Seconds before the Montreal Canadiens made their first-round pick in the 2009 NHL Entry Draft, the television cameras cut to Louis Leblanc. Leblanc, an incoming Harvard freshman and highly-rated NHL prospect, looked around Montreal’s Bell Centre in silent anticipation. The Kirkland, Que. native would soon learn whether his hometown team would be selecting him with the 18th pick overall.
“I was pretty nervous throughout,” Leblanc said. “I didn’t know where I was getting [selected]. It was crazy—I had goose bumps.”
As Trevor Timmons, the Director of Player Recruitment for the Habs, spoke into microphone on June 26, the crowd fell silent. Then Leblanc’s name came out of Timmons’ mouth, and the audience erupted into applause and cheers. “Louis, Louis, Louis,” boomed through the arena. It was the first time since 1988 that Montreal had drafted a Quebecois skater in the first round.
Leblanc relaxed and let out a smile.
“I was back home in [Montreal] for that weekend,” captain Alex Biega wrote in an e-mail. “The place was going nuts. [Leblanc] is a celebrity there.”
Leblanc, possibly Harvard’s best recruit in 20 years, is only the second skater in Crimson history and seventh player in ECAC history to be selected in the first round of the NHL draft.
A 6-foot, 170-pound center, Leblanc was named MVP of his Quebec Midget AAA league for the 2007-08 season. For the 2008-09 campaign, Leblanc recorded 59 points in 60 games for the Omaha Lancers and was named the United States Hockey League’s Rookie of the Year.

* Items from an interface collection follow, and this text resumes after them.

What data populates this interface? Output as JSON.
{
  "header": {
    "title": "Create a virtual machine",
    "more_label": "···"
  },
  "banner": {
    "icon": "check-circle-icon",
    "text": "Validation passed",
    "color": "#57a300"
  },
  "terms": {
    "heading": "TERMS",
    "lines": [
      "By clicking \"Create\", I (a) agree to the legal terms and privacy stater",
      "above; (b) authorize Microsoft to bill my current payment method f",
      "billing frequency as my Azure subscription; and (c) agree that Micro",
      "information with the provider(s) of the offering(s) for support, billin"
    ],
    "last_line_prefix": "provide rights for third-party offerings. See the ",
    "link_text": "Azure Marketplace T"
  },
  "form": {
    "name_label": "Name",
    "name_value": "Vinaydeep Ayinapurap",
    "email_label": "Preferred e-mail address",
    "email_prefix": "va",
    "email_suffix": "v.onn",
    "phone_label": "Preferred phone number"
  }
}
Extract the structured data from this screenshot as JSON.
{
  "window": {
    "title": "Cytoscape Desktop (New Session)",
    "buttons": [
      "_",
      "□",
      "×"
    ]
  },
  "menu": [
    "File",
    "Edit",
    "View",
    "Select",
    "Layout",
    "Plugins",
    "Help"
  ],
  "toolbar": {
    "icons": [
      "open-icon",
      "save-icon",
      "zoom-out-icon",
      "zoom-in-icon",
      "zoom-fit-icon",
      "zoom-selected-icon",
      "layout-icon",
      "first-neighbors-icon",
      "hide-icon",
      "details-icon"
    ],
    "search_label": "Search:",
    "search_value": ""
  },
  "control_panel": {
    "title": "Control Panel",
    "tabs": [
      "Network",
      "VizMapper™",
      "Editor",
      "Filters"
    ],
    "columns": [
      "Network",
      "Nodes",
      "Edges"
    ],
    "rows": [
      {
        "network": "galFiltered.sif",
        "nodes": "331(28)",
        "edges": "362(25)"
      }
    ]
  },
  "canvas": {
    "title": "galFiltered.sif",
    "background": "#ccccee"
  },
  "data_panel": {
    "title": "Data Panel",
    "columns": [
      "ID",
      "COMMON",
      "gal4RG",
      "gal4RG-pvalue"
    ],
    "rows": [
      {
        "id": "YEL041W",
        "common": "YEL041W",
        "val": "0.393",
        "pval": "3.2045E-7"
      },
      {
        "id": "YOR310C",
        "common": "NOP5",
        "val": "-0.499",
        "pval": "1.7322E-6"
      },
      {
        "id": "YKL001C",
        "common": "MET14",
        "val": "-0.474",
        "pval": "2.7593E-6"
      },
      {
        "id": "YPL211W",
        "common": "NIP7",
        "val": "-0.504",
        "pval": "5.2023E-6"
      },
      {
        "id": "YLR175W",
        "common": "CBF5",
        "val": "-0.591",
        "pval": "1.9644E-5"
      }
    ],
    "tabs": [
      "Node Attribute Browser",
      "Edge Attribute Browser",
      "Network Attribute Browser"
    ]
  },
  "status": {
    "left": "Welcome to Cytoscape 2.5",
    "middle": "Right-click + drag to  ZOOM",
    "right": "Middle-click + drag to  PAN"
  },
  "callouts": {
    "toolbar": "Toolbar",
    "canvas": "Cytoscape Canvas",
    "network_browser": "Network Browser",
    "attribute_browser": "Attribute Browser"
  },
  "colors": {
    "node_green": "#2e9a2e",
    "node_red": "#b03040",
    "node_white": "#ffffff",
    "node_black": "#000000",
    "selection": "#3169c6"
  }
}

But none of these accomplishments came close to the honor of being selected by the Habs, a team he’s been a lifelong fan of.
“For sure, no question about it,” Leblanc said. “It was the best moment of my hockey life so far.”
“I didn’t know what to think,” the 18-year-old added. “It was a dream come true. The fans were already chanting my name.”
Leblanc is one of six drafted players on the Crimson, including Biega, who was selected by the Buffalo Sabres and senior Doug Rogers, who was picked by the New York Islanders. The last Crimson player taken in the first round was Chis Biotti ’89.
In terms of preparing for the NHL, Leblanc pretty much had his pick of the litter. He could have played amateur hockey or at any school in the nation, including Boston University and Boston College, the past two NCAA Champions. But Leblanc chose Harvard with the goal of finding a balance between hockey and education.
“I thought it was better for me—for my life—to get a Harvard education,” Leblanc said. “Even if I play 20 years in the NHL, life still goes on after that.”
Leblanc’s ultimate goal is to play in the NHL, but he wants to get as much out of Harvard as he can before transitioning into a life of full-time hockey.
“I don’t know if I’m going to graduate in four years,” he said. “If I stay two years, my degree will be started and I can go back and finish. My education is really important to me.”
Last season, Leblanc got his first taste of living in the United States when he played amateur hockey for the Omaha Lancers of the USHL.
“I went to Omaha. [It was] pretty far away and not much to do there,” Leblanc said. “[But] it was a good stepping stone to college hockey—the highest level of hockey I’ve played.”
The Crimson will be counting on Leblanc and the rest of the freshman class to make strong contributions to the team this year. Harvard has a talented senior class, and Leblanc will need to adapt quickly for the team to make a run at the ECAC title.
“He will be an impact player right away for us,” Biega wrote. “The qualities he has is exactly what [our] team will be about this year. He is a blue collar player who has a tremendous amount of skill who will be able to score some goals for us next year.”